I could see that God was calling him to a grand adventure and I almost missed it because I made an assumption.
Don’t miss it!
So what’s the first step in equipping your children to live their adventures at home and abroad?
Let’s just dream,” my husband said.
“I don’t want to dream,” I said. Some dreams are nightmares and frankly, the idea of homeschooling my eldest seemed something more akin to a nightmare than a dream. I love my children. That’s why I pay an exorbitant amount of money to send them to a school where others teach them. Because I love them.
So we dreamt.
We started answering questions like:
- What could it look like?
- If nothing were holding us back, what would we have her do that year?
- If I were in 8th grade, what would I want to do?
- How could we make this cool for her?
- What do we want her to know and understand before she leaves the home?
- What would the consequences be if we didn’t do this?
And that, my Friend, is where you begin to help your children live their God-given adventures. You dream.
An idea is just an idea and isn’t a commitment. I thought that if I truly allowed myself to dream it would either be a huge disappointment when I realized it was an impossibility or, the idea would grow legs of its own and I would lose control over it.
I was terrified.
I think I was more afraid of it not working out than I was about it working out. What if I fell in love with this idea and it didn’t pan out? Could I deal with that disappointment? What if Audrey loved the idea and we couldn’t make it happen? Could I deal with her disappointment?
I was also afraid it might actually work. Then what would I do? I’d be committed to this endeavor and what if I didn’t like it?
Despite any fears you may have, the first step is to dream. In a former blog post I address the topic of fear when we look at four ways to help your kids live boldly when you’re afraid.
So we dreamt.
Nothing was off limits.
We answered the question:
If nothing were standing in your way or holding you back, what would you do?
Regardless of whatever fears you have, dreaming is essential. You just gotta do it. You need to buckle down and let your mind wander to the seemingly impossible.
Our kids are great at this, aren’t they? One of my boys is always saying to the other, “What if this or that happened?!” The other responds with a resounding, “That would be awesome!”

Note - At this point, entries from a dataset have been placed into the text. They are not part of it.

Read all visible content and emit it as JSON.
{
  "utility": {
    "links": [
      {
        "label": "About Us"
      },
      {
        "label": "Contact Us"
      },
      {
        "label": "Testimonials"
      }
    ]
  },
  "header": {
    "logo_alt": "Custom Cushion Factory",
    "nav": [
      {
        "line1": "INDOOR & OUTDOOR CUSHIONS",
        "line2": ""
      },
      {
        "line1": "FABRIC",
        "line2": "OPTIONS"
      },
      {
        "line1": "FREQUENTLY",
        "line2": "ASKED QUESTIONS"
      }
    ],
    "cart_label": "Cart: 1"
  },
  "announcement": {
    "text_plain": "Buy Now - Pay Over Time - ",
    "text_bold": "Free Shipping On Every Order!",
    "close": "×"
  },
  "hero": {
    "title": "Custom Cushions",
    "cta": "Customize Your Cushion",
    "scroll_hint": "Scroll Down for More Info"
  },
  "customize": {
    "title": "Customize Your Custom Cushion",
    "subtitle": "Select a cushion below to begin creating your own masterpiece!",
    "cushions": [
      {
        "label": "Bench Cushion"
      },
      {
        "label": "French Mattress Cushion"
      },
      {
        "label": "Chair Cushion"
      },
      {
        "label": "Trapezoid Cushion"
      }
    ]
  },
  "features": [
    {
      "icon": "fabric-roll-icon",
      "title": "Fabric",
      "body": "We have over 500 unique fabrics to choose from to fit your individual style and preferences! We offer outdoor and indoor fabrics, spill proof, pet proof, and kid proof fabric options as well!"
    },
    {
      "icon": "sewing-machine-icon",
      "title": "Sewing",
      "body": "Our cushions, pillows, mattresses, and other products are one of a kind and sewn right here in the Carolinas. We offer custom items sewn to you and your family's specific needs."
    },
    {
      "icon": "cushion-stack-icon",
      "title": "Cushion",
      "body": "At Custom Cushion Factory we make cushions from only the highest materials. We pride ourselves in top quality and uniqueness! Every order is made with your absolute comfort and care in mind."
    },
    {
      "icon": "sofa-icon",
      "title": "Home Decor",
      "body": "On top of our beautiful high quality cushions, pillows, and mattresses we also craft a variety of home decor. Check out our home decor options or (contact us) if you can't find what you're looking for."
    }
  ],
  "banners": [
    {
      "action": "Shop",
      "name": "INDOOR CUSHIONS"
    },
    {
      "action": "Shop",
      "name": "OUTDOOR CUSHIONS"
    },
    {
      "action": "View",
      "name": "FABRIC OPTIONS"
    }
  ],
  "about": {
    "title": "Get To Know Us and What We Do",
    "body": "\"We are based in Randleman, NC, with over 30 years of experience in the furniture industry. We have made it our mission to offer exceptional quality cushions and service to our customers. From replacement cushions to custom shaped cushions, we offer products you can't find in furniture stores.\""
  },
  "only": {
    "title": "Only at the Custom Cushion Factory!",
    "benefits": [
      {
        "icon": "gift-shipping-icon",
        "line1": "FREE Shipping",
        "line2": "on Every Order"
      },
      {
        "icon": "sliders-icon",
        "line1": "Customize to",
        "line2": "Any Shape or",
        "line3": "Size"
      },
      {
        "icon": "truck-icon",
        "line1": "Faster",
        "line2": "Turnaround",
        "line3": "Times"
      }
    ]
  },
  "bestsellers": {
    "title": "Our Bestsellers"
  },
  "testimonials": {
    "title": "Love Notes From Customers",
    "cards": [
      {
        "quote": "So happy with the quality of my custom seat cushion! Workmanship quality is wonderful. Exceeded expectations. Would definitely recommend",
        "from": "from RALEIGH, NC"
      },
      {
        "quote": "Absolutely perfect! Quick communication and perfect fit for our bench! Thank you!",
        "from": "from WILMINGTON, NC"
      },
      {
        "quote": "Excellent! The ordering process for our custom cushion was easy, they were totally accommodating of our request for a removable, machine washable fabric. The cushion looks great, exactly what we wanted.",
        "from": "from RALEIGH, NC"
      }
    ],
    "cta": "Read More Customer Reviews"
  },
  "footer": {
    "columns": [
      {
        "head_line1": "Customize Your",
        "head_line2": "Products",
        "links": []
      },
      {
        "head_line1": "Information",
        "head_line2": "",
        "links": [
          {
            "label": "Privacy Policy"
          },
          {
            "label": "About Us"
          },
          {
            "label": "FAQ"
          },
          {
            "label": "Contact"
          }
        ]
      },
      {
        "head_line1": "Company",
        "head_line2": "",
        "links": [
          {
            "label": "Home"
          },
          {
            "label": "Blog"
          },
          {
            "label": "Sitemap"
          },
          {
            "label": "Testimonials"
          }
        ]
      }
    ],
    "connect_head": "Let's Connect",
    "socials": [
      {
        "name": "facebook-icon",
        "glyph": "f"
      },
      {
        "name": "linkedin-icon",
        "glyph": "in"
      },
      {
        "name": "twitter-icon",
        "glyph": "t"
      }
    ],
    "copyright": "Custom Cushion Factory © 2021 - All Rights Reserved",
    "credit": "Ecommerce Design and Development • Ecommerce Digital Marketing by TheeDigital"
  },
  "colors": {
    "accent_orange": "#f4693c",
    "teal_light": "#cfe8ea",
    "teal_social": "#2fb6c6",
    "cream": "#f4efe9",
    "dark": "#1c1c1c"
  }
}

They delight in the dream of it. They spout off some crazy things sometimes like, “What if I could pick up our house?!” And sadly, in annoyance, I’ve said things like, “That’s never going to happen. Be reasonable.”
But little boys like to dream. They like to think of what could be or what would be.
I’m afraid I’ve lost that ability. I’ve let the dreams slip through my fingers. I’ve sifted out the reasonable from the unreasonable and judged the unreasonable as unworthy.
How sad. I feel like the old, forgetful Peter in the movie, Hook. How much I’ve grown up.
When did my imagination break?
The exercise of dreaming might be a little painful as it was for me, but I encourage you to do it anyway.
Start by answering that question:
If nothing were holding you back, what would you…?
We’ve included a few pages to help you brainstorm. There are a few steps to this process of dreaming:
- Just dump everything that comes to mind about the topic on your paper. Answer the question without thinking too much. The analysis comes later. For now, we’re just dreaming. Take a few days to do this. Be thinking about it as you’re washing dishes, shuttling kids around, and going on dates with your husband. Write down everything that comes to mind.
- Take the next sheet and start to categorize what you wrote down. Are there people you need to talk to? Did you write down names? Are there steps you need to take? Supplies you would need to acquire? Start to organize what you dreamt on the first sheet. Do not judge what you wrote down. Simply order it so you can find it again easily.
- End the session just thinking about the question, “Is this such an outrageous thing? Why or why not?
Check out the brainstorming printables here.
Check out the companion blog post here: 4 Practical Steps to Allow Your Kids to Live Boldly When You’re Afraid
We’d absolutely love to hear from you and what dreams God has placed on your heart. Please comment below and let us know what some of your dreamy adventures are!